Categories: Gambling

What is a Lottery?

A lottery is a game of chance in which numbers or symbols are drawn to win a prize. It is the most popular form of gambling in the world. Some people play it regularly, and others just once or twice a year. The money raised from lotteries is used for a variety of purposes, including education, health, and infrastructure. The history of the lottery stretches back thousands of years. It was an important source of funding for public and private projects in colonial America. In the 18th century, it was common to see colleges and canals funded by lotteries, as well as militias.

While the exact odds of winning vary, a typical lottery involves picking six numbers from 1 to 50. People who want to increase their chances of winning have the option to buy more than one ticket, or to select quick picks and let a computer choose them for them. The lottery is an expensive operation, and a portion of the funds goes toward overhead costs. It is also possible to invest in a lottery through a syndicate, where groups purchase multiple tickets together for the same price.

When a state decides to run a lottery, it has a number of different options for distributing the prizes. Some states award the prizes to individuals who buy the tickets, while others distribute the money among a group of winners. In the United States, most lottery winnings are distributed by the state where the ticket was purchased. In some cases, the winner may be required to pay taxes on the winnings.

The word lottery is thought to be derived from the Middle Dutch phrase “lotje,” which means “fate.” In Europe, lotteries were a common method of raising public funds in the 15th century. Town records show that they were used to help poor people, fund wars, and build town fortifications.
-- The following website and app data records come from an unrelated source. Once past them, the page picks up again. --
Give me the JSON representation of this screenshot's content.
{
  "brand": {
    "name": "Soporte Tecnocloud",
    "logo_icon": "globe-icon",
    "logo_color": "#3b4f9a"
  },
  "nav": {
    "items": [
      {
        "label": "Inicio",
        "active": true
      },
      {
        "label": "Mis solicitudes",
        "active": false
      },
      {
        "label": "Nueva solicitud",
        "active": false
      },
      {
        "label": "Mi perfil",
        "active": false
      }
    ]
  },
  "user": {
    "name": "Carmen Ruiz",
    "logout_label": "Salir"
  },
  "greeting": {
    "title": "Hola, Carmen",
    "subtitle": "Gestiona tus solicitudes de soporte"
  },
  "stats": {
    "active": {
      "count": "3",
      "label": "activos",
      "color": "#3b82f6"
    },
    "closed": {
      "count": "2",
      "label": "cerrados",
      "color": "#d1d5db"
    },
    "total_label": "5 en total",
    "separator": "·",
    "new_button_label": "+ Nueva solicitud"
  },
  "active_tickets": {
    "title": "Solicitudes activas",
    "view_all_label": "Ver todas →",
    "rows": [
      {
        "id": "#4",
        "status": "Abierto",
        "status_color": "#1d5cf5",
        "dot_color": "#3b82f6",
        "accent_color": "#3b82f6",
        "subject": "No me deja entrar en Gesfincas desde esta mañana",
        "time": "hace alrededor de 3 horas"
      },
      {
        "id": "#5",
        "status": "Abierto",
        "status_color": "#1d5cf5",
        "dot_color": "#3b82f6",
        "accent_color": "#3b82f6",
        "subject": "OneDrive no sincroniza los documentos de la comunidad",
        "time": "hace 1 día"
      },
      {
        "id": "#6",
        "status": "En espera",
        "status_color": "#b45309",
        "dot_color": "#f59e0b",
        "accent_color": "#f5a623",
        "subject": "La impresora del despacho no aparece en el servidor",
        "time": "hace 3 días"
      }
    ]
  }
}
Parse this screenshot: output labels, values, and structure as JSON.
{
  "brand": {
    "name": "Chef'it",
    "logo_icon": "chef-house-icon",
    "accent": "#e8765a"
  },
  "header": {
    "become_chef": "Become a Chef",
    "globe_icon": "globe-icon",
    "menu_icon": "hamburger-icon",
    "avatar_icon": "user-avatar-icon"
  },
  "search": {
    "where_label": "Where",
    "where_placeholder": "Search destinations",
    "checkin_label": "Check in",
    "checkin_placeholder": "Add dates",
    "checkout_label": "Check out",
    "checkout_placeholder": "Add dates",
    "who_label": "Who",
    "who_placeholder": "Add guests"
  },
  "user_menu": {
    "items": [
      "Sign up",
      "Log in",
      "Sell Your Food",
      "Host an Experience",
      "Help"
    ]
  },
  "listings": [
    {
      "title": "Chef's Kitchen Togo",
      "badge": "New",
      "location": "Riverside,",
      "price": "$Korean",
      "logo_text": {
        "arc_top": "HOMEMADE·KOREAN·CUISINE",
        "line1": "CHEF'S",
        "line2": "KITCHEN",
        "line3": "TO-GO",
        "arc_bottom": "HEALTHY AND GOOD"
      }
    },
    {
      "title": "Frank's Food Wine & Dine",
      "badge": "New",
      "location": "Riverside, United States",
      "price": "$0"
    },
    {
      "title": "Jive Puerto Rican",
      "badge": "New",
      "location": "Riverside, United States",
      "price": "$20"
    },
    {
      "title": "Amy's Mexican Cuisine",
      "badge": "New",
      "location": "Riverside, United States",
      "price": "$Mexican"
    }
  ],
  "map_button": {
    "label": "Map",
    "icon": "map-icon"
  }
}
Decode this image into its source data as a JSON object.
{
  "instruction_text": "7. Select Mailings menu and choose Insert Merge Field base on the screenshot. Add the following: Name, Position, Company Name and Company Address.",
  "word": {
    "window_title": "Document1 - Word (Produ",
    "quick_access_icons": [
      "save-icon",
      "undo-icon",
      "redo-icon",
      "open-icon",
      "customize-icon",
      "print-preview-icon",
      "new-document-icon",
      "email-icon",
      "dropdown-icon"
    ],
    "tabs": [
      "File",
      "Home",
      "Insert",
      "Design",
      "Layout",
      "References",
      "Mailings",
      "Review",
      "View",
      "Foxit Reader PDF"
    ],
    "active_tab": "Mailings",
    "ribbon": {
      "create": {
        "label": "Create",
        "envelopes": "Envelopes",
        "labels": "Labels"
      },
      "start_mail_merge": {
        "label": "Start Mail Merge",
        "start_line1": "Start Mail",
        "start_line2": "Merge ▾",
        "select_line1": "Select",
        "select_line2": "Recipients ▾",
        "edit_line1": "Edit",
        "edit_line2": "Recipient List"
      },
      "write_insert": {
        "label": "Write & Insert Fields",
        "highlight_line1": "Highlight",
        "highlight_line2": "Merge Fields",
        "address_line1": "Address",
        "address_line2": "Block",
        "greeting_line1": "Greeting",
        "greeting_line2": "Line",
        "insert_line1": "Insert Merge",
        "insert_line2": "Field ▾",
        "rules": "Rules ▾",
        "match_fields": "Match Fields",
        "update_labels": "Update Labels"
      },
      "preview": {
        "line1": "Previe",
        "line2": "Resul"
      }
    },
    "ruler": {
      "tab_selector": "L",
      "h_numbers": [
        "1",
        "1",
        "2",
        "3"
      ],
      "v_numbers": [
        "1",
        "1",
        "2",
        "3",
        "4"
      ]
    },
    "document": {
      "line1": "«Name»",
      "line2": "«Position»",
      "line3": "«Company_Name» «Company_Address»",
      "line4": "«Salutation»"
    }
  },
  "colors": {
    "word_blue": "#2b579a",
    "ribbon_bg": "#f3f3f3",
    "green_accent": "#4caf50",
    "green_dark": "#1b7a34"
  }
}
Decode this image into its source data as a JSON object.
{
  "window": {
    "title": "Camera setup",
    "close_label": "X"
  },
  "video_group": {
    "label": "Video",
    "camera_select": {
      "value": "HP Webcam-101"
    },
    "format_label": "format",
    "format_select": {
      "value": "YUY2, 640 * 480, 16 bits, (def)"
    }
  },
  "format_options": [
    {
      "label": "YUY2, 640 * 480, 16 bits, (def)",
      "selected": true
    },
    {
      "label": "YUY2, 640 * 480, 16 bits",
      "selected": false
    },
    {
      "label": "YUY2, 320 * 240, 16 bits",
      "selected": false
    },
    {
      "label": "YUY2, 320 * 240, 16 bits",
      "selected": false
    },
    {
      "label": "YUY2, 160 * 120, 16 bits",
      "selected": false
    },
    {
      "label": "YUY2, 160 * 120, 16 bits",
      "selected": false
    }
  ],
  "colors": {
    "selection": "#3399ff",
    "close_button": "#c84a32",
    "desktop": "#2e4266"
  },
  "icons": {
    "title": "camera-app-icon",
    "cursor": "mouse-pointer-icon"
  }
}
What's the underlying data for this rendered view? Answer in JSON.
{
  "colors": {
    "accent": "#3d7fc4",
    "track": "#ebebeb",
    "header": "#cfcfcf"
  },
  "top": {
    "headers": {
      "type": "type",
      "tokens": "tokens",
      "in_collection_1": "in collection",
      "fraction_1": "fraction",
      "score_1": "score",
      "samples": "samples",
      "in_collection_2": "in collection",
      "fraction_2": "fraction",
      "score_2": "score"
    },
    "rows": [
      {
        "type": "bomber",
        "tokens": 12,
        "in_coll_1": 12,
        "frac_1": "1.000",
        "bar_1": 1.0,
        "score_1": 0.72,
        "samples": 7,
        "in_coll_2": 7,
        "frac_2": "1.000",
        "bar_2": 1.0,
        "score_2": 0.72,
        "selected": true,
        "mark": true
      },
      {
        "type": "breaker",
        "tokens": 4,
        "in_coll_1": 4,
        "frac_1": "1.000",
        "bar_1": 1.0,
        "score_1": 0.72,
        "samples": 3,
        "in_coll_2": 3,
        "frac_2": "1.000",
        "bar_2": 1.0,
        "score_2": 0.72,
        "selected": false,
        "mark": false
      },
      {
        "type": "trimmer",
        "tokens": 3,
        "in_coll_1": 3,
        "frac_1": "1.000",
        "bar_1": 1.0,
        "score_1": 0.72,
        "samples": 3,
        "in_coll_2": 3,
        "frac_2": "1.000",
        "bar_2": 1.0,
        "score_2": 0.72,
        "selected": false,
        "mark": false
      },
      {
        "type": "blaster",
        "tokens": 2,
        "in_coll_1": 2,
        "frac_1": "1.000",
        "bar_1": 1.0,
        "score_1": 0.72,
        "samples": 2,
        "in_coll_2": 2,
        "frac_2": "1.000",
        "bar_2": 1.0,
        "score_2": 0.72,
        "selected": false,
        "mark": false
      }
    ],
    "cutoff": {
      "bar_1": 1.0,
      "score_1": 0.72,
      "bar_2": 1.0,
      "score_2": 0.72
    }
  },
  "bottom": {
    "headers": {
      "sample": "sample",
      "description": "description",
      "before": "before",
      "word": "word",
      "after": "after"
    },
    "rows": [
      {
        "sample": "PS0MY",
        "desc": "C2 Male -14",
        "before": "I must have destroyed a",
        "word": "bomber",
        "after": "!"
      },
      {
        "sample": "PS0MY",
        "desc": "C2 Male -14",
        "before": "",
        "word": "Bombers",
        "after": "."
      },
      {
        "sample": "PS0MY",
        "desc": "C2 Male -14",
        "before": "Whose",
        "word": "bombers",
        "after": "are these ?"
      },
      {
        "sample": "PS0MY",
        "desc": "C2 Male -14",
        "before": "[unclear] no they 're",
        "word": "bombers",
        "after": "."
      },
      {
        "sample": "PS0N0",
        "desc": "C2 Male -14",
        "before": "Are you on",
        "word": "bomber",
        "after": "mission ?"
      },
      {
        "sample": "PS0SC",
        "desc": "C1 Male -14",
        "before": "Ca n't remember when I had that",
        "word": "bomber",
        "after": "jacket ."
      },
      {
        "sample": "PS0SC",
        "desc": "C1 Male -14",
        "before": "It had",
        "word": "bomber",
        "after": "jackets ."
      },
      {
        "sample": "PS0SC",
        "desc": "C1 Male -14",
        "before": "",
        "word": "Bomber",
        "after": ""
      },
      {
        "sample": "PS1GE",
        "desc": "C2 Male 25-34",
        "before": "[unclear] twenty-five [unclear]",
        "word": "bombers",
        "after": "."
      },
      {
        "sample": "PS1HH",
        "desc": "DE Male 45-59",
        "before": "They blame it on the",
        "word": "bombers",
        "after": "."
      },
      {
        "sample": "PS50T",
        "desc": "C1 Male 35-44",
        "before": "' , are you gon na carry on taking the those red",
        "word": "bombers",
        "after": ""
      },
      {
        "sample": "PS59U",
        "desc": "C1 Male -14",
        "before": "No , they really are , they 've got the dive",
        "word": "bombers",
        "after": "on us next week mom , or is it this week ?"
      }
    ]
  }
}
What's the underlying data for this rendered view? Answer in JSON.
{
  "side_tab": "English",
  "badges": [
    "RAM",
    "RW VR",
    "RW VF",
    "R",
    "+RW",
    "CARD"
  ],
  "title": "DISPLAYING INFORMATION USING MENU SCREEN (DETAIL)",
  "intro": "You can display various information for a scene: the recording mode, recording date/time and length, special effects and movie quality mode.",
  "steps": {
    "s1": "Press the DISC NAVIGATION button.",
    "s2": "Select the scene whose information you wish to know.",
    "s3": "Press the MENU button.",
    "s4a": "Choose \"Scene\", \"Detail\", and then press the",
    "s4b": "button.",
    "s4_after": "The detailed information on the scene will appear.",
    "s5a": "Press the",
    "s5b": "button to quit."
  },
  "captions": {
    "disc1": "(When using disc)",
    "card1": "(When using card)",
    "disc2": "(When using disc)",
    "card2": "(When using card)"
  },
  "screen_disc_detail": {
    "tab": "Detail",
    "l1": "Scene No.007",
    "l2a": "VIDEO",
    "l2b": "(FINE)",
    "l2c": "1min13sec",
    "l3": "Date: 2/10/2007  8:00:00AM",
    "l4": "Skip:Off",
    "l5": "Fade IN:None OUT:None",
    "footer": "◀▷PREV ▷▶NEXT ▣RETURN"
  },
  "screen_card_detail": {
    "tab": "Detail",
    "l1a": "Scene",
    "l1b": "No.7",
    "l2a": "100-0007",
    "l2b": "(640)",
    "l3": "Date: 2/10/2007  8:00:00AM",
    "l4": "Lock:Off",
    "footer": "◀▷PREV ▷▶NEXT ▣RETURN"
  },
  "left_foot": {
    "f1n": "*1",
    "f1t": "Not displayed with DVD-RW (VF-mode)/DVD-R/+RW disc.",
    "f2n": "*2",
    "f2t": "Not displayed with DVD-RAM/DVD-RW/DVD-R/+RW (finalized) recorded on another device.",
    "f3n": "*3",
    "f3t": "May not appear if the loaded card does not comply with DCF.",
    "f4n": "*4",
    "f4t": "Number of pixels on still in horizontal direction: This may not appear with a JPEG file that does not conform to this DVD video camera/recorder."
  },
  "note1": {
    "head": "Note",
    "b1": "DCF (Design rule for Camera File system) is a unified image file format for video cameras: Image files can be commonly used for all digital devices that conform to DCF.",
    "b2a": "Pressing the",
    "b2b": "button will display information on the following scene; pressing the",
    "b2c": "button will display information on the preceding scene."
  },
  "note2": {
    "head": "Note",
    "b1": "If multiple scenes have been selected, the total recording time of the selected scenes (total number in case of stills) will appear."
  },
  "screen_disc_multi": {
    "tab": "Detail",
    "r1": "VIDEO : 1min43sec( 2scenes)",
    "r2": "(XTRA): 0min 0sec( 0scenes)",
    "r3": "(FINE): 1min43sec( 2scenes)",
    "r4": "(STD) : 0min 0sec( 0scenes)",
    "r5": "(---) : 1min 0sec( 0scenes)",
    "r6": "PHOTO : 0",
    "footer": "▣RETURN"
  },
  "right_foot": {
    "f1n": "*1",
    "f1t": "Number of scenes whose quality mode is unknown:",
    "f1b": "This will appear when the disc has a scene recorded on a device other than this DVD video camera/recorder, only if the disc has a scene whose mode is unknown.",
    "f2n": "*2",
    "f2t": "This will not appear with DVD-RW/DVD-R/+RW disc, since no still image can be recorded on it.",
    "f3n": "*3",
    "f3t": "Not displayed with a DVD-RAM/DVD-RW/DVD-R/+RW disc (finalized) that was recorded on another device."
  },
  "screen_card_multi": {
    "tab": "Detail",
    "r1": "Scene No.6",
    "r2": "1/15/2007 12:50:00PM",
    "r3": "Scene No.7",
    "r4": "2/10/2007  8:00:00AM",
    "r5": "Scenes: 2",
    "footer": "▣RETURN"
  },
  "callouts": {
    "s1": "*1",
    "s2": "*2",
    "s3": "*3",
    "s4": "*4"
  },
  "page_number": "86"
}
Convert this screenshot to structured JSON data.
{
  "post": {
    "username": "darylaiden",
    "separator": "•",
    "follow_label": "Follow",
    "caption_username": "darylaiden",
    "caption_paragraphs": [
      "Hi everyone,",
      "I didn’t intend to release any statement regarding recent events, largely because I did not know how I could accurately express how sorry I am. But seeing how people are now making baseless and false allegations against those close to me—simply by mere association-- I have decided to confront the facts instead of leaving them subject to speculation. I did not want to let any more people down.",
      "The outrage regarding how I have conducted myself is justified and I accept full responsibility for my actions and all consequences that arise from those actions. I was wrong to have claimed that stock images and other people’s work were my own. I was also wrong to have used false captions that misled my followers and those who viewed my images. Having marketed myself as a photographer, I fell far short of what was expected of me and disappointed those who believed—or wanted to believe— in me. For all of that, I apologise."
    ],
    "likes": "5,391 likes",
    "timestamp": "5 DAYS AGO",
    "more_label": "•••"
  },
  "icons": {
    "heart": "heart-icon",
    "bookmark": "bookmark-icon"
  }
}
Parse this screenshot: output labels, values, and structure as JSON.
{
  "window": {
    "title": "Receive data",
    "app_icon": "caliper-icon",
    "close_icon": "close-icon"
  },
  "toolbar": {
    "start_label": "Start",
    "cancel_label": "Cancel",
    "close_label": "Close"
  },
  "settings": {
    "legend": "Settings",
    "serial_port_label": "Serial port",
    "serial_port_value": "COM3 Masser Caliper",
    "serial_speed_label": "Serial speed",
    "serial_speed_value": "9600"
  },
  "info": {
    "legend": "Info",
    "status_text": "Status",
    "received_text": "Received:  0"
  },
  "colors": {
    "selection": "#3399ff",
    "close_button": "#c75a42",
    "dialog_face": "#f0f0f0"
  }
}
In the immediate post-World War II period, many states found themselves looking to expand their social safety nets without imposing especially high tax burdens on the working class and middle classes. As a result, they began to look for alternative sources of revenue. The idea of a lottery seemed like a good fit.

A major issue with lottery games is the regressive impact they have on low-income communities. Those with less wealth are more likely to play, and they are more likely to gamble more heavily relative to their incomes. This can lead to addiction and financial ruin, which are serious problems in their own right.

Another question is whether the lottery actually makes a profit. The answer is yes, but only if the winnings are properly distributed to the correct recipients. Most of the money outside the actual jackpots ends up going back to the participating states, and those governments have complete control over how to spend it. Some states have chosen to put it into support services for compulsive gamblers, while others have invested in programs for the elderly.

Article info